##### Data listing
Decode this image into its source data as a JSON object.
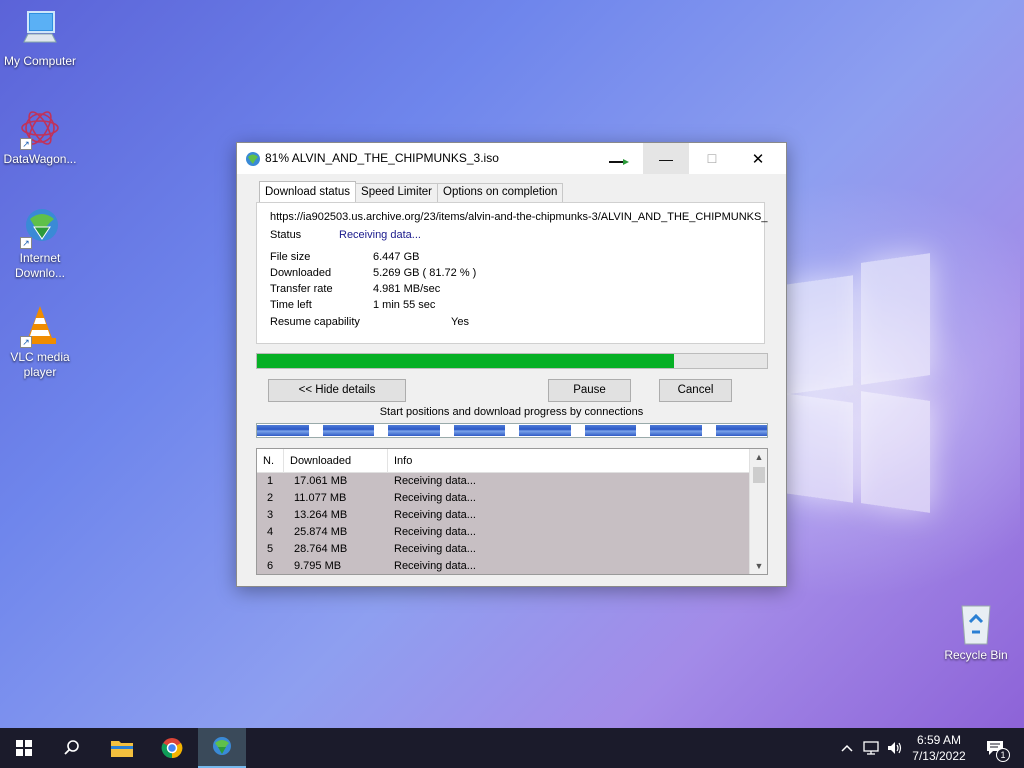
{
  "desktop": {
    "icons": [
      {
        "label": "My Computer"
      },
      {
        "label": "DataWagon..."
      },
      {
        "label": "Internet\nDownlo..."
      },
      {
        "label": "VLC media\nplayer"
      },
      {
        "label": "Recycle Bin"
      }
    ]
  },
  "window": {
    "title": "81% ALVIN_AND_THE_CHIPMUNKS_3.iso",
    "minimize_glyph": "—",
    "maximize_glyph": "☐",
    "close_glyph": "✕",
    "tabs": [
      "Download status",
      "Speed Limiter",
      "Options on completion"
    ],
    "active_tab": "Download status",
    "url": "https://ia902503.us.archive.org/23/items/alvin-and-the-chipmunks-3/ALVIN_AND_THE_CHIPMUNKS_",
    "status_label": "Status",
    "status_value": "Receiving data...",
    "details": {
      "file_size_label": "File size",
      "file_size_value": "6.447  GB",
      "downloaded_label": "Downloaded",
      "downloaded_value": "5.269  GB  ( 81.72 % )",
      "transfer_rate_label": "Transfer rate",
      "transfer_rate_value": "4.981  MB/sec",
      "time_left_label": "Time left",
      "time_left_value": "1 min 55 sec",
      "resume_label": "Resume capability",
      "resume_value": "Yes"
    },
    "progress_fraction": 0.8172,
    "buttons": {
      "hide_details": "<< Hide details",
      "pause": "Pause",
      "cancel": "Cancel"
    },
    "connections_caption": "Start positions and download progress by connections",
    "connection_segments": 8,
    "list": {
      "headers": [
        "N.",
        "Downloaded",
        "Info"
      ],
      "rows": [
        {
          "n": "1",
          "downloaded": "17.061  MB",
          "info": "Receiving data..."
        },
        {
          "n": "2",
          "downloaded": "11.077  MB",
          "info": "Receiving data..."
        },
        {
          "n": "3",
          "downloaded": "13.264  MB",
          "info": "Receiving data..."
        },
        {
          "n": "4",
          "downloaded": "25.874  MB",
          "info": "Receiving data..."
        },
        {
          "n": "5",
          "downloaded": "28.764  MB",
          "info": "Receiving data..."
        },
        {
          "n": "6",
          "downloaded": "9.795  MB",
          "info": "Receiving data..."
        }
      ]
    }
  },
  "taskbar": {
    "time": "6:59 AM",
    "date": "7/13/2022",
    "notification_count": "1",
    "accent": "#76b9ed"
  },
  "colors": {
    "progress": "#06b025",
    "status_text": "#1a1a8c"
  }
}
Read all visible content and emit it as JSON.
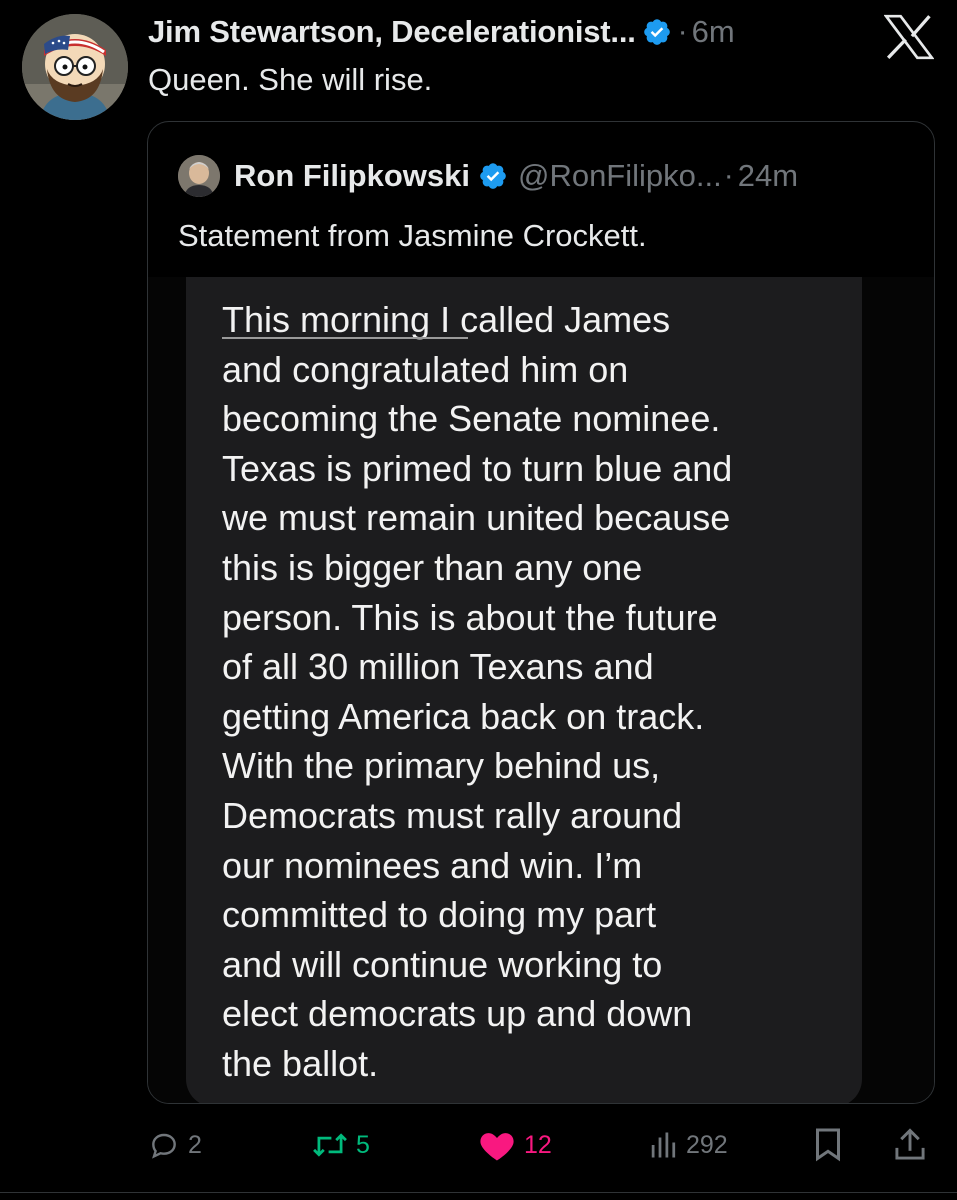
{
  "post": {
    "author_name": "Jim Stewartson, Decelerationist...",
    "separator": "·",
    "time": "6m",
    "text": "Queen. She will rise.",
    "avatar_icon": "cartoon-avatar-icon"
  },
  "quoted": {
    "author_name": "Ron Filipkowski",
    "handle": "@RonFilipko...",
    "separator": "·",
    "time": "24m",
    "text": "Statement from Jasmine Crockett.",
    "statement_lines": [
      "This morning I called James",
      "and congratulated him on",
      "becoming the Senate nominee.",
      "Texas is primed to turn blue and",
      "we must remain united because",
      "this is bigger than any one",
      "person. This is about the future",
      "of all 30 million Texans and",
      "getting America back on track.",
      "With the primary behind us,",
      "Democrats must rally around",
      "our nominees and win. I’m",
      "committed to doing my part",
      "and will continue working to",
      "elect democrats up and down",
      "the ballot."
    ]
  },
  "actions": {
    "replies": "2",
    "reposts": "5",
    "likes": "12",
    "views": "292"
  },
  "colors": {
    "background": "#000000",
    "text": "#e7e9ea",
    "muted": "#71767b",
    "verified_blue": "#1d9bf0",
    "repost_green": "#00ba7c",
    "like_pink": "#f91880",
    "border": "#2f3336",
    "statement_bg": "#1c1c1e"
  }
}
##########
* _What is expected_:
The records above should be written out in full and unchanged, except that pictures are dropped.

* _Solution for this exercise_:
Decode this image into its source data as a JSON object.
{
  "desktop": {
    "icons": [
      {
        "label": "My Computer"
      },
      {
        "label": "DataWagon..."
      },
      {
        "label": "Internet\nDownlo..."
      },
      {
        "label": "VLC media\nplayer"
      },
      {
        "label": "Recycle Bin"
      }
    ]
  },
  "window": {
    "title": "81% ALVIN_AND_THE_CHIPMUNKS_3.iso",
    "minimize_glyph": "—",
    "maximize_glyph": "☐",
    "close_glyph": "✕",
    "tabs": [
      "Download status",
      "Speed Limiter",
      "Options on completion"
    ],
    "active_tab": "Download status",
    "url": "https://ia902503.us.archive.org/23/items/alvin-and-the-chipmunks-3/ALVIN_AND_THE_CHIPMUNKS_",
    "status_label": "Status",
    "status_value": "Receiving data...",
    "details": {
      "file_size_label": "File size",
      "file_size_value": "6.447  GB",
      "downloaded_label": "Downloaded",
      "downloaded_value": "5.269  GB  ( 81.72 % )",
      "transfer_rate_label": "Transfer rate",
      "transfer_rate_value": "4.981  MB/sec",
      "time_left_label": "Time left",
      "time_left_value": "1 min 55 sec",
      "resume_label": "Resume capability",
      "resume_value": "Yes"
    },
    "progress_fraction": 0.8172,
    "buttons": {
      "hide_details": "<< Hide details",
      "pause": "Pause",
      "cancel": "Cancel"
    },
    "connections_caption": "Start positions and download progress by connections",
    "connection_segments": 8,
    "list": {
      "headers": [
        "N.",
        "Downloaded",
        "Info"
      ],
      "rows": [
        {
          "n": "1",
          "downloaded": "17.061  MB",
          "info": "Receiving data..."
        },
        {
          "n": "2",
          "downloaded": "11.077  MB",
          "info": "Receiving data..."
        },
        {
          "n": "3",
          "downloaded": "13.264  MB",
          "info": "Receiving data..."
        },
        {
          "n": "4",
          "downloaded": "25.874  MB",
          "info": "Receiving data..."
        },
        {
          "n": "5",
          "downloaded": "28.764  MB",
          "info": "Receiving data..."
        },
        {
          "n": "6",
          "downloaded": "9.795  MB",
          "info": "Receiving data..."
        }
      ]
    }
  },
  "taskbar": {
    "time": "6:59 AM",
    "date": "7/13/2022",
    "notification_count": "1",
    "accent": "#76b9ed"
  },
  "colors": {
    "progress": "#06b025",
    "status_text": "#1a1a8c"
  }
}
Read all visible content and emit it as JSON.
{
  "post": {
    "author_name": "Jim Stewartson, Decelerationist...",
    "separator": "·",
    "time": "6m",
    "text": "Queen. She will rise.",
    "avatar_icon": "cartoon-avatar-icon"
  },
  "quoted": {
    "author_name": "Ron Filipkowski",
    "handle": "@RonFilipko...",
    "separator": "·",
    "time": "24m",
    "text": "Statement from Jasmine Crockett.",
    "statement_lines": [
      "This morning I called James",
      "and congratulated him on",
      "becoming the Senate nominee.",
      "Texas is primed to turn blue and",
      "we must remain united because",
      "this is bigger than any one",
      "person. This is about the future",
      "of all 30 million Texans and",
      "getting America back on track.",
      "With the primary behind us,",
      "Democrats must rally around",
      "our nominees and win. I’m",
      "committed to doing my part",
      "and will continue working to",
      "elect democrats up and down",
      "the ballot."
    ]
  },
  "actions": {
    "replies": "2",
    "reposts": "5",
    "likes": "12",
    "views": "292"
  },
  "colors": {
    "background": "#000000",
    "text": "#e7e9ea",
    "muted": "#71767b",
    "verified_blue": "#1d9bf0",
    "repost_green": "#00ba7c",
    "like_pink": "#f91880",
    "border": "#2f3336",
    "statement_bg": "#1c1c1e"
  }
}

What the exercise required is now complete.